-- Activity --
With no addition or omission, return the entries below.

-- Data to use --
Start of Block
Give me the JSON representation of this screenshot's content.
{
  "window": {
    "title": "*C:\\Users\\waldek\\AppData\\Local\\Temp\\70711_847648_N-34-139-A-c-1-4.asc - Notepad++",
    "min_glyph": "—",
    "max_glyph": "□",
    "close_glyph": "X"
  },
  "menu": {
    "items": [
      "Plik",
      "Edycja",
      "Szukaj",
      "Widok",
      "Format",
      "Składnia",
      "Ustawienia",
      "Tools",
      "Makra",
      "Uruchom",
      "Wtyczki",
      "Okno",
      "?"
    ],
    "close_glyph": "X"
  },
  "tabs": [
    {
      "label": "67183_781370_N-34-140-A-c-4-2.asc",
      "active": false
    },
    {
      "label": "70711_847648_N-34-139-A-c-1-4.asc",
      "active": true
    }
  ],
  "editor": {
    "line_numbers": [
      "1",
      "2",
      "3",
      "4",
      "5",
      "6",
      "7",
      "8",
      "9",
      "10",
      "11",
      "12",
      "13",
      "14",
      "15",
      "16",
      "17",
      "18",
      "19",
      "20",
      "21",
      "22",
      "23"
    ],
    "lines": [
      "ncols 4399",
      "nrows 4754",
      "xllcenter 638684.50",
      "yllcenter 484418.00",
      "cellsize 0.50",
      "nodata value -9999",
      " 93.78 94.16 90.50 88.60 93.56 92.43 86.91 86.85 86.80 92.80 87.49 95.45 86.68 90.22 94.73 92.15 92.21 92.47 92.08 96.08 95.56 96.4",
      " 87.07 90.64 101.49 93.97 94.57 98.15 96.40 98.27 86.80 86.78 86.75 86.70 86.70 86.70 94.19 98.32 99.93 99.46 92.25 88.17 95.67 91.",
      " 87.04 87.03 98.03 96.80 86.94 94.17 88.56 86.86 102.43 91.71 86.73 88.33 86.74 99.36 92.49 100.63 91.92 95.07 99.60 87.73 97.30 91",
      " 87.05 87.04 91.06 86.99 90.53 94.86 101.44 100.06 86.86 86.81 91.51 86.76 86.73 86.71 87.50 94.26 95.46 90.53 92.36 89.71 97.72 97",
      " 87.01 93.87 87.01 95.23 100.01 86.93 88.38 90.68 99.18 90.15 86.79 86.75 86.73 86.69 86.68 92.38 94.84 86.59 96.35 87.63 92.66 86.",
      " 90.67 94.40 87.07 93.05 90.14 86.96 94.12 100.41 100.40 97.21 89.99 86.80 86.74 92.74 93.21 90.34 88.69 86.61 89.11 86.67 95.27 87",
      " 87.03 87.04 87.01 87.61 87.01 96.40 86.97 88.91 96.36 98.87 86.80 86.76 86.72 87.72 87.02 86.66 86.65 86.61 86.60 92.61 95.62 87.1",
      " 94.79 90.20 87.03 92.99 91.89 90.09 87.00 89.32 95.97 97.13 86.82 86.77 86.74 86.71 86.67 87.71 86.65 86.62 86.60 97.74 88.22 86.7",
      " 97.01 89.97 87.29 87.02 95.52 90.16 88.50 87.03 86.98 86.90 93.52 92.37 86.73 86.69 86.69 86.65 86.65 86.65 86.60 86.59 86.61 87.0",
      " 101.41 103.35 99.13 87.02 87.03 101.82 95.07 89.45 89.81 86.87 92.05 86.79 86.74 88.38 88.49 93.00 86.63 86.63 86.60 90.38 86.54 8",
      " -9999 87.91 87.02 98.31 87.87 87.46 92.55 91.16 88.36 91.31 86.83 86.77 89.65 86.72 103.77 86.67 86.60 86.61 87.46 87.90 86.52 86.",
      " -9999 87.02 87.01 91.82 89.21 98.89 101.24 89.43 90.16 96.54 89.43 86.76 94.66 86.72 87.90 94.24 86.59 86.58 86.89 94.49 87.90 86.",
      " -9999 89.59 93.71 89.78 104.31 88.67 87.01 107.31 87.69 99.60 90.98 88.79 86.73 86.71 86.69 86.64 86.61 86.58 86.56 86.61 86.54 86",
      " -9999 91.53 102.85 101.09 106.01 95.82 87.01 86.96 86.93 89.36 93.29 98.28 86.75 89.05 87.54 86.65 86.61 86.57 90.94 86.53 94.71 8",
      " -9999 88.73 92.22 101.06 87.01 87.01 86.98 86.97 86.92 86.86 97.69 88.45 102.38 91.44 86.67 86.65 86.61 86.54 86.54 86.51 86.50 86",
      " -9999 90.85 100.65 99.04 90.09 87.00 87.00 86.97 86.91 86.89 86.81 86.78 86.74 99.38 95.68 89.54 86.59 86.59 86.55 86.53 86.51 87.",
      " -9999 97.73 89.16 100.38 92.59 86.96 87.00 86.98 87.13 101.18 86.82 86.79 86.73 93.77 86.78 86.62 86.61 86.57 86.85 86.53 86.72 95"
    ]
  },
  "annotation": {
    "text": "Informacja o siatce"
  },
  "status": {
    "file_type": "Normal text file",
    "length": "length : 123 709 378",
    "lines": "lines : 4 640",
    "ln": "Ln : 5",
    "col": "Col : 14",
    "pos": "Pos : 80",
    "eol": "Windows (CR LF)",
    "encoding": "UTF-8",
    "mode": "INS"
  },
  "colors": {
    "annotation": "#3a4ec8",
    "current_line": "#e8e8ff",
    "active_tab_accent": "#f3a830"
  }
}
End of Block
-- The completed task --
Give me the JSON representation of this screenshot's content.
{
  "window": {
    "title": "*C:\\Users\\waldek\\AppData\\Local\\Temp\\70711_847648_N-34-139-A-c-1-4.asc - Notepad++",
    "min_glyph": "—",
    "max_glyph": "□",
    "close_glyph": "X"
  },
  "menu": {
    "items": [
      "Plik",
      "Edycja",
      "Szukaj",
      "Widok",
      "Format",
      "Składnia",
      "Ustawienia",
      "Tools",
      "Makra",
      "Uruchom",
      "Wtyczki",
      "Okno",
      "?"
    ],
    "close_glyph": "X"
  },
  "tabs": [
    {
      "label": "67183_781370_N-34-140-A-c-4-2.asc",
      "active": false
    },
    {
      "label": "70711_847648_N-34-139-A-c-1-4.asc",
      "active": true
    }
  ],
  "editor": {
    "line_numbers": [
      "1",
      "2",
      "3",
      "4",
      "5",
      "6",
      "7",
      "8",
      "9",
      "10",
      "11",
      "12",
      "13",
      "14",
      "15",
      "16",
      "17",
      "18",
      "19",
      "20",
      "21",
      "22",
      "23"
    ],
    "lines": [
      "ncols 4399",
      "nrows 4754",
      "xllcenter 638684.50",
      "yllcenter 484418.00",
      "cellsize 0.50",
      "nodata value -9999",
      " 93.78 94.16 90.50 88.60 93.56 92.43 86.91 86.85 86.80 92.80 87.49 95.45 86.68 90.22 94.73 92.15 92.21 92.47 92.08 96.08 95.56 96.4",
      " 87.07 90.64 101.49 93.97 94.57 98.15 96.40 98.27 86.80 86.78 86.75 86.70 86.70 86.70 94.19 98.32 99.93 99.46 92.25 88.17 95.67 91.",
      " 87.04 87.03 98.03 96.80 86.94 94.17 88.56 86.86 102.43 91.71 86.73 88.33 86.74 99.36 92.49 100.63 91.92 95.07 99.60 87.73 97.30 91",
      " 87.05 87.04 91.06 86.99 90.53 94.86 101.44 100.06 86.86 86.81 91.51 86.76 86.73 86.71 87.50 94.26 95.46 90.53 92.36 89.71 97.72 97",
      " 87.01 93.87 87.01 95.23 100.01 86.93 88.38 90.68 99.18 90.15 86.79 86.75 86.73 86.69 86.68 92.38 94.84 86.59 96.35 87.63 92.66 86.",
      " 90.67 94.40 87.07 93.05 90.14 86.96 94.12 100.41 100.40 97.21 89.99 86.80 86.74 92.74 93.21 90.34 88.69 86.61 89.11 86.67 95.27 87",
      " 87.03 87.04 87.01 87.61 87.01 96.40 86.97 88.91 96.36 98.87 86.80 86.76 86.72 87.72 87.02 86.66 86.65 86.61 86.60 92.61 95.62 87.1",
      " 94.79 90.20 87.03 92.99 91.89 90.09 87.00 89.32 95.97 97.13 86.82 86.77 86.74 86.71 86.67 87.71 86.65 86.62 86.60 97.74 88.22 86.7",
      " 97.01 89.97 87.29 87.02 95.52 90.16 88.50 87.03 86.98 86.90 93.52 92.37 86.73 86.69 86.69 86.65 86.65 86.65 86.60 86.59 86.61 87.0",
      " 101.41 103.35 99.13 87.02 87.03 101.82 95.07 89.45 89.81 86.87 92.05 86.79 86.74 88.38 88.49 93.00 86.63 86.63 86.60 90.38 86.54 8",
      " -9999 87.91 87.02 98.31 87.87 87.46 92.55 91.16 88.36 91.31 86.83 86.77 89.65 86.72 103.77 86.67 86.60 86.61 87.46 87.90 86.52 86.",
      " -9999 87.02 87.01 91.82 89.21 98.89 101.24 89.43 90.16 96.54 89.43 86.76 94.66 86.72 87.90 94.24 86.59 86.58 86.89 94.49 87.90 86.",
      " -9999 89.59 93.71 89.78 104.31 88.67 87.01 107.31 87.69 99.60 90.98 88.79 86.73 86.71 86.69 86.64 86.61 86.58 86.56 86.61 86.54 86",
      " -9999 91.53 102.85 101.09 106.01 95.82 87.01 86.96 86.93 89.36 93.29 98.28 86.75 89.05 87.54 86.65 86.61 86.57 90.94 86.53 94.71 8",
      " -9999 88.73 92.22 101.06 87.01 87.01 86.98 86.97 86.92 86.86 97.69 88.45 102.38 91.44 86.67 86.65 86.61 86.54 86.54 86.51 86.50 86",
      " -9999 90.85 100.65 99.04 90.09 87.00 87.00 86.97 86.91 86.89 86.81 86.78 86.74 99.38 95.68 89.54 86.59 86.59 86.55 86.53 86.51 87.",
      " -9999 97.73 89.16 100.38 92.59 86.96 87.00 86.98 87.13 101.18 86.82 86.79 86.73 93.77 86.78 86.62 86.61 86.57 86.85 86.53 86.72 95"
    ]
  },
  "annotation": {
    "text": "Informacja o siatce"
  },
  "status": {
    "file_type": "Normal text file",
    "length": "length : 123 709 378",
    "lines": "lines : 4 640",
    "ln": "Ln : 5",
    "col": "Col : 14",
    "pos": "Pos : 80",
    "eol": "Windows (CR LF)",
    "encoding": "UTF-8",
    "mode": "INS"
  },
  "colors": {
    "annotation": "#3a4ec8",
    "current_line": "#e8e8ff",
    "active_tab_accent": "#f3a830"
  }
}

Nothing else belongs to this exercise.